───── DATA SUPPLIED ─────

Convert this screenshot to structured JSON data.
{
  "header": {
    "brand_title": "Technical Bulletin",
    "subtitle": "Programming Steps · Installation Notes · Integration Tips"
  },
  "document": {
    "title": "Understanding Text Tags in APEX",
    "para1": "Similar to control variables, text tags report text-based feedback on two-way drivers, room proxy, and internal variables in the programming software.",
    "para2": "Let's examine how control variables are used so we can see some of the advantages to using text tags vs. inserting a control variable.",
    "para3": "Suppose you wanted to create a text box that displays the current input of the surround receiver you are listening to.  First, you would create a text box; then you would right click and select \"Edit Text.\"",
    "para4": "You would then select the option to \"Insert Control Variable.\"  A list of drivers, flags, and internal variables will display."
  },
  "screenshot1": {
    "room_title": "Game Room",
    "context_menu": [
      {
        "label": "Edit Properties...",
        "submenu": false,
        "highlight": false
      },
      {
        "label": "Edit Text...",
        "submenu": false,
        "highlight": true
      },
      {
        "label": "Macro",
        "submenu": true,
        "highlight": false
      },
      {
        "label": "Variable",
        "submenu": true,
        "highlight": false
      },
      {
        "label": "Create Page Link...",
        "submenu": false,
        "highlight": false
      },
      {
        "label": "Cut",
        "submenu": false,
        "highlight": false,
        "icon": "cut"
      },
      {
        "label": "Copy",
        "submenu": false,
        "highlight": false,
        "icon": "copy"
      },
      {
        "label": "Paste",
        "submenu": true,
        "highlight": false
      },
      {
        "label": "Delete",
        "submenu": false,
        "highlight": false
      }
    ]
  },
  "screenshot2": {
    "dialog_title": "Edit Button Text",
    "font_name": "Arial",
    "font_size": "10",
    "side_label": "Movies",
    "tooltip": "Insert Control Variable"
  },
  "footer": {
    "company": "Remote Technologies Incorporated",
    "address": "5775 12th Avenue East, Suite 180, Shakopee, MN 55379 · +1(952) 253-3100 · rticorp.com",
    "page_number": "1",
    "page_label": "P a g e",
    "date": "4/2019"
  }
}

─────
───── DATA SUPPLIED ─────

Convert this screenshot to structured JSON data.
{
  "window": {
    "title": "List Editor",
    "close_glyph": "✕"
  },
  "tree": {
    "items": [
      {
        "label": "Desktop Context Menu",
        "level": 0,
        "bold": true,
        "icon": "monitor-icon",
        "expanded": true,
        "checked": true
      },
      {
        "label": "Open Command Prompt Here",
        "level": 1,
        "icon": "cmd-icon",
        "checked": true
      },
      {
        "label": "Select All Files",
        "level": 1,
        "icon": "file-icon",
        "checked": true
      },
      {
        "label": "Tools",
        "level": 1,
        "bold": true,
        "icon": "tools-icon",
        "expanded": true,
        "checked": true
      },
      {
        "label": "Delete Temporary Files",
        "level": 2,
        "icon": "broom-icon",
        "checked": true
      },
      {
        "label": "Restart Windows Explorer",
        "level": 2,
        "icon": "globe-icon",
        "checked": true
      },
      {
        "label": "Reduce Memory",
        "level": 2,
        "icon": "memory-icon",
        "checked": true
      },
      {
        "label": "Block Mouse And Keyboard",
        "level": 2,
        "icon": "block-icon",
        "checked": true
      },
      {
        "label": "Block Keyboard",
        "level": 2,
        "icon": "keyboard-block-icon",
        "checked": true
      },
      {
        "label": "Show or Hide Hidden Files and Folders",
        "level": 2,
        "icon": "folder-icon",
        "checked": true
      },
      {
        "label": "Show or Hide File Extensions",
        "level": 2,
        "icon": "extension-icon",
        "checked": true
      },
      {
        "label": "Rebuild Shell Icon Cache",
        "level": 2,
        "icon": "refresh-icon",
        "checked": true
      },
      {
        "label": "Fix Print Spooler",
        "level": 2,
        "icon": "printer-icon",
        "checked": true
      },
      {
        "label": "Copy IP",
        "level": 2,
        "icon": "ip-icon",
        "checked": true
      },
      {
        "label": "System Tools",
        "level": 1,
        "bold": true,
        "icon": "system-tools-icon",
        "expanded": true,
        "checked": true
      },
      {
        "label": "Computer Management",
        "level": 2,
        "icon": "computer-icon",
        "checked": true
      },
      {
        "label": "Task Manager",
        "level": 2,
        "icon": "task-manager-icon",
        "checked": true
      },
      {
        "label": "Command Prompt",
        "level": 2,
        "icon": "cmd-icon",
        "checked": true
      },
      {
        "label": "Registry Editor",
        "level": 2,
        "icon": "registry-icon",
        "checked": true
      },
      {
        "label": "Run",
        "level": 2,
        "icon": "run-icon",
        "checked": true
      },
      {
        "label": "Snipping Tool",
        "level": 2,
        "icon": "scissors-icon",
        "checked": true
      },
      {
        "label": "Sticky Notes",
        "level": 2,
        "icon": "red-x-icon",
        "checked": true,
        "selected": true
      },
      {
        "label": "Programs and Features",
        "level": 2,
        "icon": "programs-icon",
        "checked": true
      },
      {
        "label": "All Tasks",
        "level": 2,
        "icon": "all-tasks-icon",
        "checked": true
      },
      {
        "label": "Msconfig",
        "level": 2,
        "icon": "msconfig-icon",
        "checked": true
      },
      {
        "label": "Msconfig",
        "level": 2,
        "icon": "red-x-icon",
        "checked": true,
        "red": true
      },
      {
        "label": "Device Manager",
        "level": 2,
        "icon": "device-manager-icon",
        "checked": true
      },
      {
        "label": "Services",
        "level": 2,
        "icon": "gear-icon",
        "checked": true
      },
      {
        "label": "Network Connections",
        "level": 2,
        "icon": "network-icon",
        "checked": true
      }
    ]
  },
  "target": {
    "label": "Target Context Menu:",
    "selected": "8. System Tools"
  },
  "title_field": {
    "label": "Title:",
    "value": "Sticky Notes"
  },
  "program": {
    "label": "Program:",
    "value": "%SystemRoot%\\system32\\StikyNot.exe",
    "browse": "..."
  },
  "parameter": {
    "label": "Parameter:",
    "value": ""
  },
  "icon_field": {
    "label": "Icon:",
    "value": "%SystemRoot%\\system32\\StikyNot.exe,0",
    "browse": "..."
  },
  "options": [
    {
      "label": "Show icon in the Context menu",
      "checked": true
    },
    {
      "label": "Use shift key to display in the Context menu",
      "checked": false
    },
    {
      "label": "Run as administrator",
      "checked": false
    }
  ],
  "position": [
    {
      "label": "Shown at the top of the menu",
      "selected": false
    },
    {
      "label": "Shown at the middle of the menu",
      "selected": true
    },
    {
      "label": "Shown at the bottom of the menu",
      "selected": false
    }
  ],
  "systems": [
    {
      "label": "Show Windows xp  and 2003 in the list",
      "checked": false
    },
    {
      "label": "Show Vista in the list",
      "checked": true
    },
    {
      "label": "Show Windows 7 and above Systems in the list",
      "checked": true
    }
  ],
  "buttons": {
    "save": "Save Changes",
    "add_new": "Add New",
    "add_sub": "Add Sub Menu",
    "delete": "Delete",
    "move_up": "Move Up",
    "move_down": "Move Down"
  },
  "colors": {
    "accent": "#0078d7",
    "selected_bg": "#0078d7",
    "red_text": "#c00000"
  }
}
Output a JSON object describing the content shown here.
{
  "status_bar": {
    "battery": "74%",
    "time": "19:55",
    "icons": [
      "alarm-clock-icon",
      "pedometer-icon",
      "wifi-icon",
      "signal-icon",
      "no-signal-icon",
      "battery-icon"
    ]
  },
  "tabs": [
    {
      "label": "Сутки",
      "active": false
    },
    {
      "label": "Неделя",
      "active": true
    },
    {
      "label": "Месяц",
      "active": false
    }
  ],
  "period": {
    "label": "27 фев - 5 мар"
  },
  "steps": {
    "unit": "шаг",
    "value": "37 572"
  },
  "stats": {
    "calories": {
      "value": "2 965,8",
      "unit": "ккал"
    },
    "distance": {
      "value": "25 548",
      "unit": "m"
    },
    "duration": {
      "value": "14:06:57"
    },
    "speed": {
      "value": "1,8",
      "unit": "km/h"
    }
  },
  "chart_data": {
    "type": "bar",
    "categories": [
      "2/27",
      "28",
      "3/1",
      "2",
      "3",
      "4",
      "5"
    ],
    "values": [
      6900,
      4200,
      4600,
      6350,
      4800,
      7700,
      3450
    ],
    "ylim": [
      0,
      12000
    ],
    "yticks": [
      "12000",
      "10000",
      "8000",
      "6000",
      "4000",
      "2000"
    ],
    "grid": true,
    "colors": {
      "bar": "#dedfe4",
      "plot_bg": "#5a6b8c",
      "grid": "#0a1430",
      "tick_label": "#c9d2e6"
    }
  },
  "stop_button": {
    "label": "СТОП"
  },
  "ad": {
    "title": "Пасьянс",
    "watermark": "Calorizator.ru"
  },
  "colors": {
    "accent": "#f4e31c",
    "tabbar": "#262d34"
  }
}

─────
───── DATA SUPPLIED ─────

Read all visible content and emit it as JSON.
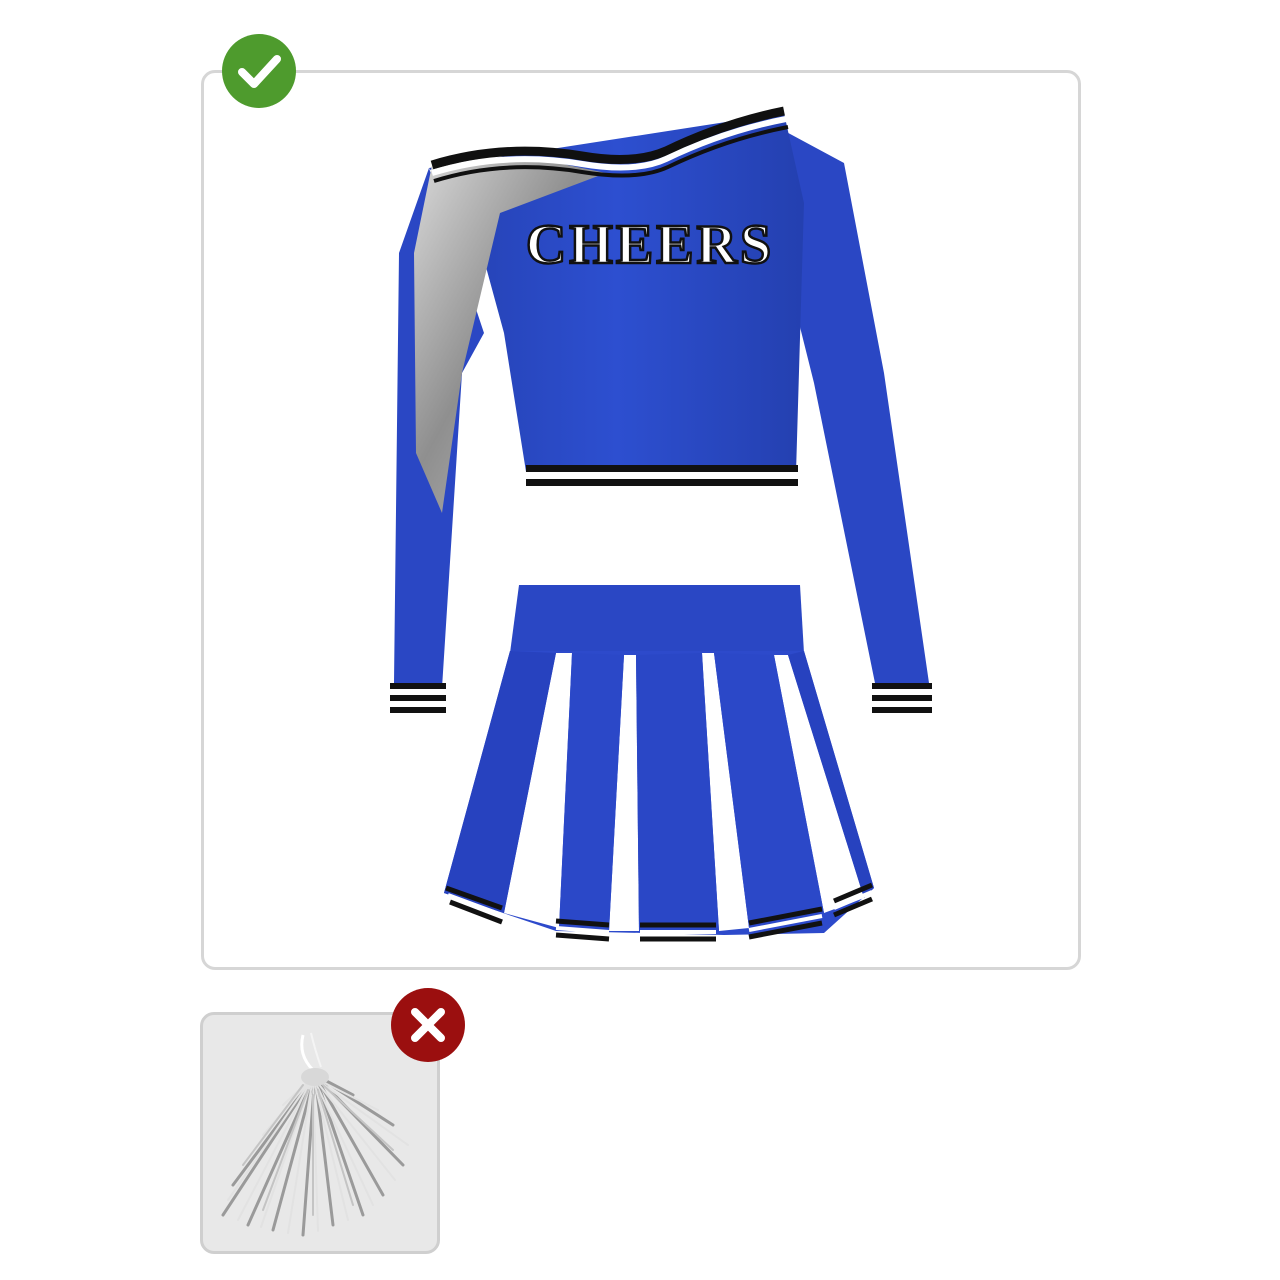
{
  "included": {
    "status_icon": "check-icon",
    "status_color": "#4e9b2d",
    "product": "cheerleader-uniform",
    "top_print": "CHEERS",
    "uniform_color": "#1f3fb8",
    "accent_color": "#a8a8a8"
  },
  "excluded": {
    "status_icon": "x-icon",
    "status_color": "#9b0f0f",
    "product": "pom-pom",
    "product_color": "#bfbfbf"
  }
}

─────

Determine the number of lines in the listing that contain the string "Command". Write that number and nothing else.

- YOUR SOLUTION: 2